West Virginia HOA Laws and Regulations
Know your association’s laws
Know your association’s laws
Homeowners’ associations in WV are regulated by the Uniform Common Interest Community Act. This act covers both HOAs and condominium associations. It also requires that all common interest communities be registered as nonprofit corporations and must adhere to the West Virginia Nonprofit Corporation Act as well.
To start a common interest community, the declarant or the initial board of directors must draft and adopt a declaration that outlines the rules and regulations set forth by the association. This will be the primary governing document for the HOA. It must also include a detailed description of the property and each unit along with a map, otherwise called a plat. The declaration must be filed in the office(s) of each county in which the community is located to be valid.
The HOA is responsible for providing maintenance to common elements within the community. To raise a budget for the cost of maintenance, the association has the power to collect regular assessments from homeowners. The amount of the assessments will be based on the annual budget.
If an account becomes delinquent, the homeowners’ association may place liens on property to collect overdue assessments. In extreme cases, the property may even be foreclosed upon despite on-time mortgage payments.

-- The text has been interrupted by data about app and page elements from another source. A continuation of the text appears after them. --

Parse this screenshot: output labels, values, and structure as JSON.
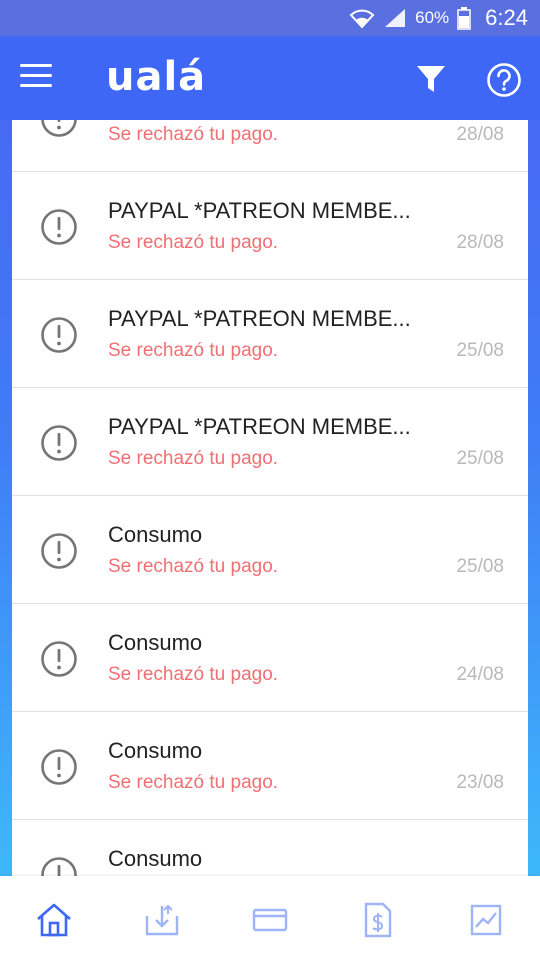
{
  "status_bar": {
    "battery_percent": "60%",
    "time": "6:24",
    "icons": [
      "wifi-icon",
      "signal-icon",
      "battery-icon"
    ]
  },
  "header": {
    "logo": "ualá",
    "icons": [
      "menu-icon",
      "filter-icon",
      "help-icon"
    ]
  },
  "transactions": [
    {
      "merchant": "",
      "status": "Se rechazó tu pago.",
      "date": "28/08"
    },
    {
      "merchant": "PAYPAL *PATREON MEMBE...",
      "status": "Se rechazó tu pago.",
      "date": "28/08"
    },
    {
      "merchant": "PAYPAL *PATREON MEMBE...",
      "status": "Se rechazó tu pago.",
      "date": "25/08"
    },
    {
      "merchant": "PAYPAL *PATREON MEMBE...",
      "status": "Se rechazó tu pago.",
      "date": "25/08"
    },
    {
      "merchant": "Consumo",
      "status": "Se rechazó tu pago.",
      "date": "25/08"
    },
    {
      "merchant": "Consumo",
      "status": "Se rechazó tu pago.",
      "date": "24/08"
    },
    {
      "merchant": "Consumo",
      "status": "Se rechazó tu pago.",
      "date": "23/08"
    },
    {
      "merchant": "Consumo",
      "status": "",
      "date": ""
    }
  ],
  "bottom_nav": {
    "active": "home",
    "items": [
      "home-icon",
      "transfer-icon",
      "card-icon",
      "invoice-icon",
      "investments-icon"
    ]
  },
  "colors": {
    "header": "#3e67f5",
    "rejected_text": "#f06f72",
    "date_text": "#b9b9b9",
    "nav_active": "#3e67f5",
    "nav_inactive": "#9fb4f7"
  }
}
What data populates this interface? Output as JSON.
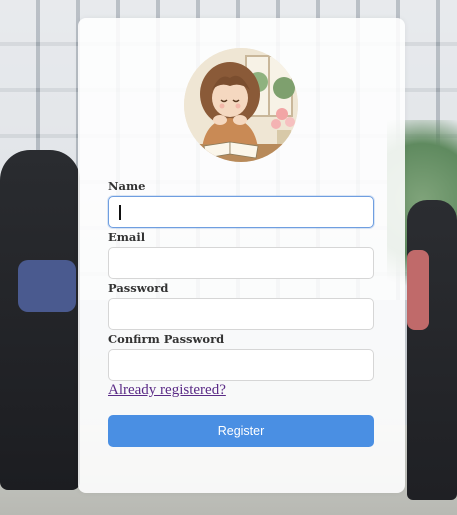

The executive board is responsible for keeping detailed association records including minutes of all meetings, accounting records, a record of all members including names, addresses, and allocation of votes. Association members have the right to view records upon request.
Property and liability insurance must be maintained on common property within the community. Property insurance must cover at least 80% of the property’s cash value. Other insurance may be required by the declaration. The cost of insurance is considered a common expense and should be included in the regular assessments collected from homeowners.
Homeowners have the right to participate in elections of the executive board and to vote on adopting proposed budgets and amendments to the declaration. Voting takes place during member meetings which are to be held annually, if not more frequently as described by the community declaration. Special meetings may be called at any time by the association president, a majority of the executive board, or by a 20% vote from homeowners. The executive board must provide notice of all meetings at least 10 days, but no more than 60 days before the meeting is scheduled to take place.
Amendments to the declaration are adopted during member meetings with a 67% vote from homeowners. A lesser amount may be required by the declaration. Amendments must be recorded in the county, or counties, in which the community is located to become valid.
If desired, a common interest community can be terminated with an 80% vote from association members. A larger percentage may be required by the declaration.
A public offering statement, describing the HOA rules and regulations, must be provided to potential homeowners purchasing property in a common interest community. The statement must be given to the buyer at least 15 days before the signing of the contract in which time they have the right to cancel the contract if they so choose.
To ensure that your community association is being run following all state and local laws, it helps to have a professional on your side. CSM has a team of experienced professionals that have worked with communities in almost every state in the US. Specializing in HOA financial management, we can help your board of directors manage association finances, write and submit documents, and prepare for audits. If you have any questions regarding state HOA laws and regulations, give us a call at (865) 315-7505, contact us online or email us at email@example.com.